→ Working data:
%%
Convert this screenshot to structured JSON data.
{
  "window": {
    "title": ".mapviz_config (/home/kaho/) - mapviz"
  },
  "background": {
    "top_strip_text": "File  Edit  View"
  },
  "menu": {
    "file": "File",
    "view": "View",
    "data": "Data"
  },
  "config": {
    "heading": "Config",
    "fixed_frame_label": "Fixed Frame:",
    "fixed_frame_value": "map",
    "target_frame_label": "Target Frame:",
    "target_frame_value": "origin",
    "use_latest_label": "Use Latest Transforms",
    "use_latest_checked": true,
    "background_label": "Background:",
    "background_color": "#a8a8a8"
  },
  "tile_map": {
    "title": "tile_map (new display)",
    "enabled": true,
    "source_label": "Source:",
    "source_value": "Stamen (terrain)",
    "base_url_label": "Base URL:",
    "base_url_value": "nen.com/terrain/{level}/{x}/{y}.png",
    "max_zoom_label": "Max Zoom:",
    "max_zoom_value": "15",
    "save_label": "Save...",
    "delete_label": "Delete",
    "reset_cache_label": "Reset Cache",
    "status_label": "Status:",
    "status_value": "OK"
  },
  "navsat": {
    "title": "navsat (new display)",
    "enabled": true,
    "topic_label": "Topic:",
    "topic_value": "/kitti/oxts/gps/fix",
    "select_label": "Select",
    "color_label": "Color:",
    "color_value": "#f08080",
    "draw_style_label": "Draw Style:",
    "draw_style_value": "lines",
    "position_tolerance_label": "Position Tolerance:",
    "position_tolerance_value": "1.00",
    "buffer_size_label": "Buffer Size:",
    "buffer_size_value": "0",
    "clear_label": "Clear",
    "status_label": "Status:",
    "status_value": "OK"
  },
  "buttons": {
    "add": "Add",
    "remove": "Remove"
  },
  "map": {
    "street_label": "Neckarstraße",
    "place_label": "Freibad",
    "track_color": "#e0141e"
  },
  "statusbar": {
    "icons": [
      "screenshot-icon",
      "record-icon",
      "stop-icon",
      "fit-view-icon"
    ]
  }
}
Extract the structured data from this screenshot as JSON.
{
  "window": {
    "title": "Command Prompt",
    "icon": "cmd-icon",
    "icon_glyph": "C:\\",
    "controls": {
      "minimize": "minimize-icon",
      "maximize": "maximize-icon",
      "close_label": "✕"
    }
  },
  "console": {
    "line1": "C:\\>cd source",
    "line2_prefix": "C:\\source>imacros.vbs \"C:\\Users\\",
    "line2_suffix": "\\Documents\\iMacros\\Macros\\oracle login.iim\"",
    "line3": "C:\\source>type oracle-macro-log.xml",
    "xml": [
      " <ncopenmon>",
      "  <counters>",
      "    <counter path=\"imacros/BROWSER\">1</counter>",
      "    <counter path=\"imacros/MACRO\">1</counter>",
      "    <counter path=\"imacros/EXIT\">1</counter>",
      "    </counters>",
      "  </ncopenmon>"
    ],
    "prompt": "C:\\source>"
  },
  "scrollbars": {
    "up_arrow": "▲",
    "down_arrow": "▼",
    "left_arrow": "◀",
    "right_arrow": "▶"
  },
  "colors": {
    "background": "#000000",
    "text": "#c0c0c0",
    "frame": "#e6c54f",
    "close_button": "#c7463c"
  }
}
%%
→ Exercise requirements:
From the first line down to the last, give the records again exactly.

→ Exercise response:
Convert this screenshot to structured JSON data.
{
  "window": {
    "title": ".mapviz_config (/home/kaho/) - mapviz"
  },
  "background": {
    "top_strip_text": "File  Edit  View"
  },
  "menu": {
    "file": "File",
    "view": "View",
    "data": "Data"
  },
  "config": {
    "heading": "Config",
    "fixed_frame_label": "Fixed Frame:",
    "fixed_frame_value": "map",
    "target_frame_label": "Target Frame:",
    "target_frame_value": "origin",
    "use_latest_label": "Use Latest Transforms",
    "use_latest_checked": true,
    "background_label": "Background:",
    "background_color": "#a8a8a8"
  },
  "tile_map": {
    "title": "tile_map (new display)",
    "enabled": true,
    "source_label": "Source:",
    "source_value": "Stamen (terrain)",
    "base_url_label": "Base URL:",
    "base_url_value": "nen.com/terrain/{level}/{x}/{y}.png",
    "max_zoom_label": "Max Zoom:",
    "max_zoom_value": "15",
    "save_label": "Save...",
    "delete_label": "Delete",
    "reset_cache_label": "Reset Cache",
    "status_label": "Status:",
    "status_value": "OK"
  },
  "navsat": {
    "title": "navsat (new display)",
    "enabled": true,
    "topic_label": "Topic:",
    "topic_value": "/kitti/oxts/gps/fix",
    "select_label": "Select",
    "color_label": "Color:",
    "color_value": "#f08080",
    "draw_style_label": "Draw Style:",
    "draw_style_value": "lines",
    "position_tolerance_label": "Position Tolerance:",
    "position_tolerance_value": "1.00",
    "buffer_size_label": "Buffer Size:",
    "buffer_size_value": "0",
    "clear_label": "Clear",
    "status_label": "Status:",
    "status_value": "OK"
  },
  "buttons": {
    "add": "Add",
    "remove": "Remove"
  },
  "map": {
    "street_label": "Neckarstraße",
    "place_label": "Freibad",
    "track_color": "#e0141e"
  },
  "statusbar": {
    "icons": [
      "screenshot-icon",
      "record-icon",
      "stop-icon",
      "fit-view-icon"
    ]
  }
}
Extract the structured data from this screenshot as JSON.
{
  "window": {
    "title": "Command Prompt",
    "icon": "cmd-icon",
    "icon_glyph": "C:\\",
    "controls": {
      "minimize": "minimize-icon",
      "maximize": "maximize-icon",
      "close_label": "✕"
    }
  },
  "console": {
    "line1": "C:\\>cd source",
    "line2_prefix": "C:\\source>imacros.vbs \"C:\\Users\\",
    "line2_suffix": "\\Documents\\iMacros\\Macros\\oracle login.iim\"",
    "line3": "C:\\source>type oracle-macro-log.xml",
    "xml": [
      " <ncopenmon>",
      "  <counters>",
      "    <counter path=\"imacros/BROWSER\">1</counter>",
      "    <counter path=\"imacros/MACRO\">1</counter>",
      "    <counter path=\"imacros/EXIT\">1</counter>",
      "    </counters>",
      "  </ncopenmon>"
    ],
    "prompt": "C:\\source>"
  },
  "scrollbars": {
    "up_arrow": "▲",
    "down_arrow": "▼",
    "left_arrow": "◀",
    "right_arrow": "▶"
  },
  "colors": {
    "background": "#000000",
    "text": "#c0c0c0",
    "frame": "#e6c54f",
    "close_button": "#c7463c"
  }
}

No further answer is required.